(Element data from apps and pages)
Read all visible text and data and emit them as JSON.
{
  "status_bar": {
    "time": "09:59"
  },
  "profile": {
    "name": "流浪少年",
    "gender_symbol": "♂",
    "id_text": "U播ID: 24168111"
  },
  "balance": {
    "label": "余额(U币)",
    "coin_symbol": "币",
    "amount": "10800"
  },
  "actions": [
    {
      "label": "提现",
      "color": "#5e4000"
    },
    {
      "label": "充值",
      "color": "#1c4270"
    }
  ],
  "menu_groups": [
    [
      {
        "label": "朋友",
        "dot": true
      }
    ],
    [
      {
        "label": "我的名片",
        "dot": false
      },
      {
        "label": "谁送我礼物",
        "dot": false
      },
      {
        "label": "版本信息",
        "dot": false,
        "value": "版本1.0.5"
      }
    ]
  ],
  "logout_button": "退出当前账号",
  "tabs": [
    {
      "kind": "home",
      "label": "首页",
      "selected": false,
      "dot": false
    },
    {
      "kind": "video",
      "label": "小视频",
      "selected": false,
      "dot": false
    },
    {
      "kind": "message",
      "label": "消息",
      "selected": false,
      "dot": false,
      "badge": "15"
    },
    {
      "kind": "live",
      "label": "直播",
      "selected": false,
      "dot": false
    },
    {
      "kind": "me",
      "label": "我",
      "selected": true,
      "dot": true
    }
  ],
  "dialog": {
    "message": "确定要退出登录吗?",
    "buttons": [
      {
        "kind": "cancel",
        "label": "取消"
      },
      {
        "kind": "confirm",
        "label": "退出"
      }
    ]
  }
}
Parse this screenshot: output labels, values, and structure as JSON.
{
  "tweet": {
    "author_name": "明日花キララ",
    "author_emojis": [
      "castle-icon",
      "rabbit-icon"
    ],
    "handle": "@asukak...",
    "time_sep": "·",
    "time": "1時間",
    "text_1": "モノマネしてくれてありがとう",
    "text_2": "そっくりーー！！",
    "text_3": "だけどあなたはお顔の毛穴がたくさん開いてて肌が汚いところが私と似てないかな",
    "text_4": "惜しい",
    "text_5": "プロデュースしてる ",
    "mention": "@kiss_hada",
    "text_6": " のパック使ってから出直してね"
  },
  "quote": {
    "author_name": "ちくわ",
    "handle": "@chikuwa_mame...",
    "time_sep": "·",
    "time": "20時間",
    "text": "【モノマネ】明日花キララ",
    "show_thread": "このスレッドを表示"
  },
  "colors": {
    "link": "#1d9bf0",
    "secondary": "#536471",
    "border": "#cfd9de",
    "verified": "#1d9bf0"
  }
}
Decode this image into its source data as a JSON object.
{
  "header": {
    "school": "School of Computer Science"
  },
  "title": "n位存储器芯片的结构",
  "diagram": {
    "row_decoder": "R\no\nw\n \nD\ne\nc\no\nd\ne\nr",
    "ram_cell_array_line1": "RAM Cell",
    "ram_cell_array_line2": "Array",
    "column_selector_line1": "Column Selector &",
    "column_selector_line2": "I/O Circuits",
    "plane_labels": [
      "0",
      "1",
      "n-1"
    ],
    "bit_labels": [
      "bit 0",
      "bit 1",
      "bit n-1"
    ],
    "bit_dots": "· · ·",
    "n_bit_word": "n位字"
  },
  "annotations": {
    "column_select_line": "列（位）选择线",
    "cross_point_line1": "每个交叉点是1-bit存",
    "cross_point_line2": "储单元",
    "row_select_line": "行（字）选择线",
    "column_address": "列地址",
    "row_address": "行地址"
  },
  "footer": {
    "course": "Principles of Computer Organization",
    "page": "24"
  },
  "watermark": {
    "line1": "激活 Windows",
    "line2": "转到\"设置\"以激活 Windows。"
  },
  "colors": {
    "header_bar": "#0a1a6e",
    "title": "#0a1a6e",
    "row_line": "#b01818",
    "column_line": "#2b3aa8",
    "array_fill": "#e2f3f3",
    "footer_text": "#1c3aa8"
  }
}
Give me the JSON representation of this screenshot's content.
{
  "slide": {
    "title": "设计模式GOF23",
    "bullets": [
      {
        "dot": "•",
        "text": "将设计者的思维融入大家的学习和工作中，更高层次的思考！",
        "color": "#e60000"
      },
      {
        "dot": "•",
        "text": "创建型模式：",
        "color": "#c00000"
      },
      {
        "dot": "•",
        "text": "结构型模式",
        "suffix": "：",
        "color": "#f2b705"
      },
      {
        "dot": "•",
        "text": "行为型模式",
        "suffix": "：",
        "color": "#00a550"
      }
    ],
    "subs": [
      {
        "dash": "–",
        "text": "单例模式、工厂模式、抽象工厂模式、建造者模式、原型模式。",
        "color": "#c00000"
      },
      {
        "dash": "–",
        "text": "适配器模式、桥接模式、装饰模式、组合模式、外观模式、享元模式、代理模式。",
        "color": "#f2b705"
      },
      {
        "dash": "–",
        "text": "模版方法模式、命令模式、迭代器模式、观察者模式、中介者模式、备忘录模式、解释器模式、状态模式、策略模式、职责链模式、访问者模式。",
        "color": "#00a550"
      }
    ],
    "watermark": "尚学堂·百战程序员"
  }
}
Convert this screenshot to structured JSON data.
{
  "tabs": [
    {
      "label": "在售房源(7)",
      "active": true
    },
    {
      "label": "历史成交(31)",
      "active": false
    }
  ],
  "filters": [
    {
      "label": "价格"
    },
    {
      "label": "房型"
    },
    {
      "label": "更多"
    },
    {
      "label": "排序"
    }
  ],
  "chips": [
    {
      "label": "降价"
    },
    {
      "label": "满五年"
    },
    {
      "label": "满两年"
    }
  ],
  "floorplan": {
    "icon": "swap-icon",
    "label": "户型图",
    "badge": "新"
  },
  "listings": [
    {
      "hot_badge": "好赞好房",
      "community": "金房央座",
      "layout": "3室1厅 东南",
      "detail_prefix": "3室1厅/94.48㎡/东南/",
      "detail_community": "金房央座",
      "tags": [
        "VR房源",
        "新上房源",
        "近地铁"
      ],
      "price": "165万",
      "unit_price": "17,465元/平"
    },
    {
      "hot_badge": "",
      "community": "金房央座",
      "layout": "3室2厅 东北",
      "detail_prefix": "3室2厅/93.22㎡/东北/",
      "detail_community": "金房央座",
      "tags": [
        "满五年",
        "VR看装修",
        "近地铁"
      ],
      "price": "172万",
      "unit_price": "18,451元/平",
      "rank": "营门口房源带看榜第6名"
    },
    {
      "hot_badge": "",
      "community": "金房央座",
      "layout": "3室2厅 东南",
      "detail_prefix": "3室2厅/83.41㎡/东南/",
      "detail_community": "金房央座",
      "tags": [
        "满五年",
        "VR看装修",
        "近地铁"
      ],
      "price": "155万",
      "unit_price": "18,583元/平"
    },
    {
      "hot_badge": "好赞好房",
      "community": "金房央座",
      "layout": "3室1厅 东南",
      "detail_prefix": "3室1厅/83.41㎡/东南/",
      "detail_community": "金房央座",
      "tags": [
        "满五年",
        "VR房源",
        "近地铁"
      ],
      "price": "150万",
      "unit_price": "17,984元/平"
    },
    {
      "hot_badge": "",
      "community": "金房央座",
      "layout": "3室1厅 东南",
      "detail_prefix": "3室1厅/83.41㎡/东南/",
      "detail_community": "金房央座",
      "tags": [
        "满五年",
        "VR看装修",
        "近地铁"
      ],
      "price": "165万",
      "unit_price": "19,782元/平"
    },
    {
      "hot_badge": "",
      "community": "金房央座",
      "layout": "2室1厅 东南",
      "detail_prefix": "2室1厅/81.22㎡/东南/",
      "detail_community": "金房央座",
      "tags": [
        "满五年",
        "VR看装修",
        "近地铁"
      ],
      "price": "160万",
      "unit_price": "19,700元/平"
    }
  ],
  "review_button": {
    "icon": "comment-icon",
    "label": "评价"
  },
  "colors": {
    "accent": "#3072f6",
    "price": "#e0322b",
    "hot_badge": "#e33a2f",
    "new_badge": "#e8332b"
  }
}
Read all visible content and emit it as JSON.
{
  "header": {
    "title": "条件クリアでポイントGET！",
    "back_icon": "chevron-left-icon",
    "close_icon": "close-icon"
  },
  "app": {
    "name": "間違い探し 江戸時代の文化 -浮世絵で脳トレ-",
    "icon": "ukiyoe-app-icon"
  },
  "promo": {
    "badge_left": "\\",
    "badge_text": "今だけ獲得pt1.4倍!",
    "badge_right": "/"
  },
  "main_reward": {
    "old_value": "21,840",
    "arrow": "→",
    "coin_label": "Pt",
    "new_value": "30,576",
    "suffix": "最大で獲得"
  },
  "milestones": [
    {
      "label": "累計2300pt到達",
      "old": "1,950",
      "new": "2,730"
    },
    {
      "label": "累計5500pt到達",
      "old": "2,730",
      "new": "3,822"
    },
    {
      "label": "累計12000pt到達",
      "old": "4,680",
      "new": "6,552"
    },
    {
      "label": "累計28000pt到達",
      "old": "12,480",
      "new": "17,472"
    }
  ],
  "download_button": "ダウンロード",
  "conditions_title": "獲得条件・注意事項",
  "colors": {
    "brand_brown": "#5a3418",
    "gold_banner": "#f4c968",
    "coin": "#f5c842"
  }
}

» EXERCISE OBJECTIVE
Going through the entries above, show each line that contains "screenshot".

» PROBLEM SOLUTION
Parse this screenshot: output labels, values, and structure as JSON.
Give me the JSON representation of this screenshot's content.
Convert this screenshot to structured JSON data.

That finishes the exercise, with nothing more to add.